* AIM OF THE TASK *
The result should be an exact copy of the entries below, free of pictures.

* LISTED ENTRIES *
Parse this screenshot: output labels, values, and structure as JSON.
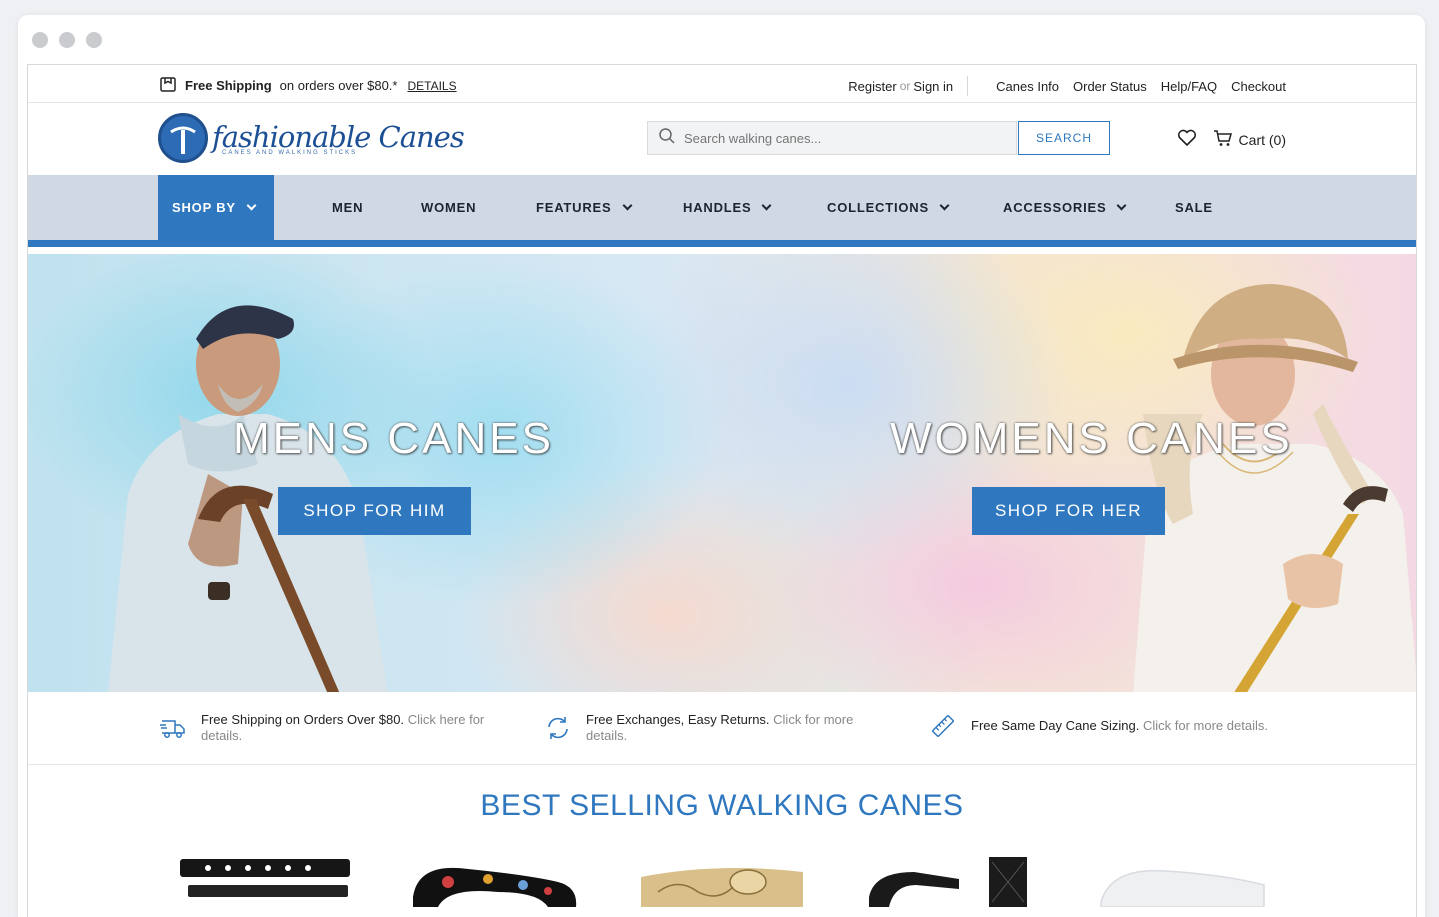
{
  "utility": {
    "free_shipping_bold": "Free Shipping",
    "free_shipping_rest": "on orders over $80.*",
    "details_link": "DETAILS",
    "register": "Register",
    "or": "or",
    "sign_in": "Sign in",
    "links": [
      "Canes Info",
      "Order Status",
      "Help/FAQ",
      "Checkout"
    ]
  },
  "header": {
    "logo_text": "fashionable Canes",
    "logo_tagline": "CANES AND WALKING STICKS",
    "search_placeholder": "Search walking canes...",
    "search_button": "SEARCH",
    "cart_label": "Cart (0)"
  },
  "nav": {
    "items": [
      {
        "label": "SHOP BY"
      },
      {
        "label": "MEN"
      },
      {
        "label": "WOMEN"
      },
      {
        "label": "FEATURES"
      },
      {
        "label": "HANDLES"
      },
      {
        "label": "COLLECTIONS"
      },
      {
        "label": "ACCESSORIES"
      },
      {
        "label": "SALE"
      }
    ]
  },
  "hero": {
    "mens_title": "MENS CANES",
    "mens_button": "SHOP FOR HIM",
    "womens_title": "WOMENS CANES",
    "womens_button": "SHOP FOR HER"
  },
  "benefits": [
    {
      "bold": "Free Shipping on Orders Over $80.",
      "more": "Click here for details.",
      "icon": "shipping-truck-icon"
    },
    {
      "bold": "Free Exchanges, Easy Returns.",
      "more": "Click for more details.",
      "icon": "refresh-icon"
    },
    {
      "bold": "Free Same Day Cane Sizing.",
      "more": "Click for more details.",
      "icon": "ruler-icon"
    }
  ],
  "best_sellers": {
    "title": "BEST SELLING WALKING CANES"
  },
  "colors": {
    "brand_blue": "#2f78bf",
    "nav_bg": "#d0d9e3"
  }
}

* THE ANSWER *
Parse this screenshot: output labels, values, and structure as JSON.
{
  "utility": {
    "free_shipping_bold": "Free Shipping",
    "free_shipping_rest": "on orders over $80.*",
    "details_link": "DETAILS",
    "register": "Register",
    "or": "or",
    "sign_in": "Sign in",
    "links": [
      "Canes Info",
      "Order Status",
      "Help/FAQ",
      "Checkout"
    ]
  },
  "header": {
    "logo_text": "fashionable Canes",
    "logo_tagline": "CANES AND WALKING STICKS",
    "search_placeholder": "Search walking canes...",
    "search_button": "SEARCH",
    "cart_label": "Cart (0)"
  },
  "nav": {
    "items": [
      {
        "label": "SHOP BY"
      },
      {
        "label": "MEN"
      },
      {
        "label": "WOMEN"
      },
      {
        "label": "FEATURES"
      },
      {
        "label": "HANDLES"
      },
      {
        "label": "COLLECTIONS"
      },
      {
        "label": "ACCESSORIES"
      },
      {
        "label": "SALE"
      }
    ]
  },
  "hero": {
    "mens_title": "MENS CANES",
    "mens_button": "SHOP FOR HIM",
    "womens_title": "WOMENS CANES",
    "womens_button": "SHOP FOR HER"
  },
  "benefits": [
    {
      "bold": "Free Shipping on Orders Over $80.",
      "more": "Click here for details.",
      "icon": "shipping-truck-icon"
    },
    {
      "bold": "Free Exchanges, Easy Returns.",
      "more": "Click for more details.",
      "icon": "refresh-icon"
    },
    {
      "bold": "Free Same Day Cane Sizing.",
      "more": "Click for more details.",
      "icon": "ruler-icon"
    }
  ],
  "best_sellers": {
    "title": "BEST SELLING WALKING CANES"
  },
  "colors": {
    "brand_blue": "#2f78bf",
    "nav_bg": "#d0d9e3"
  }
}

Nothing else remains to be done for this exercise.